1887

Abstract

This presentation provides systematic evidence on an emergent debate about a Muslim woman's dress and her perceived credibility as a witness in a court context. The objective of this research is to understand how Muslim women's dress impacts their perceived credibility. The issue of testifying in western courts while wearing either a head veil (hijab) or a face veil (niqab) has been strongly contested on the grounds that physically seeing the witness's face helps observers judge her credibility (e.g., R. v. N.S., 2010). Canada's Supreme Court (N.S. v. Her Majesty the Queen, et al., 2012) ruled that judges will disallow the niqab "whenever the effect of wearing it would impede an evaluation of the witness's credibility." In 2010, an Australian judge ruled that a Muslim woman must remove her full veil while giving evidence before a jury. In 2007, the UK guidance on victims also indicated that the niqab may affect the quality of evidence given in the court room. All of those decisions and opinions run contrary to systematic research. Psychological studies suggest that nonverbal cues are not only poor indicators of veracity, but that they are the least useful indicators of deception (e.g., DePaulo et al., 2003, Vrij, 2008). This presentation discusses results of a research project that examined Muslim women's credibility. Using a quasi-experimental design, three groups of Muslim women lied or told the truth while testifying about a mock crime: 1) women without any coverings (safirat), 2) women wearing hijab (muhjabat) and 3) women wearing niqab (munaqabat). Videos of these women were then shown to audiences who assessed the credibilityof the witnesses. The research further explored the witness's general perceptions of being an eyewitness within the court system, and to what extent (if any) their dress impacted their perceptions. The presentation fits within the Social Sciences, Arts and Humanities thematic pillar of Qatar's National Research Strategy. It more particularly fits within two of the grand challenges: Managing Transition to a Diversified Knowledge- based Society: Build a knowledge-based society by emphasizing a robust research culture, and Holistic and Systematic Assessment of the Rapidly Changing Environment: Foster motivation, scholarship, and prosperity among Qatari nationals and expatriates along with cultural accommodations that are in-sync with modern practice.

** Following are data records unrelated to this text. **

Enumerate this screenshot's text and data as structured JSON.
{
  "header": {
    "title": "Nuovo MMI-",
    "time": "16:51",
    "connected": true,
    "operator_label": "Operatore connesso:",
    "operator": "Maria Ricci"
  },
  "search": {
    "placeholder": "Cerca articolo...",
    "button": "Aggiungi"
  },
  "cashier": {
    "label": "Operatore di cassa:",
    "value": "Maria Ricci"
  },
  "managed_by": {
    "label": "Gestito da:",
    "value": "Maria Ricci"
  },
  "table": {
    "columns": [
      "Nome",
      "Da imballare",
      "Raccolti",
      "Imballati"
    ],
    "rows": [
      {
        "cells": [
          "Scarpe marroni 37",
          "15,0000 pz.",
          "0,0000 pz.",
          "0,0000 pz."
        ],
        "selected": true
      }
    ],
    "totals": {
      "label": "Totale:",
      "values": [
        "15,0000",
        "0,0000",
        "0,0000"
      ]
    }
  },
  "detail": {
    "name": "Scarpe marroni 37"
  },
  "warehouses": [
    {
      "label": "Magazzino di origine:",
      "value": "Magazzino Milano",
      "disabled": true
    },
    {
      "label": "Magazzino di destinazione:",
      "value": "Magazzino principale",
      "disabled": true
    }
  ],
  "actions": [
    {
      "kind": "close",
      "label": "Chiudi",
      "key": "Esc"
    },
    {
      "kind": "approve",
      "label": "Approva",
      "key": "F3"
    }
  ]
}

Loading

Article metrics loading...

/content/papers/10.5339/qfarf.2013.SSHO-05
2013-11-20
2019-12-12
Loading full text...

Full text loading...

http://instance.metastore.ingenta.com/content/papers/10.5339/qfarf.2013.SSHO-05
Loading
This is a required field
Please enter a valid email address
Approval was a Success
Invalid data
An Error Occurred
Approval was partially successful, following selected items could not be processed due to error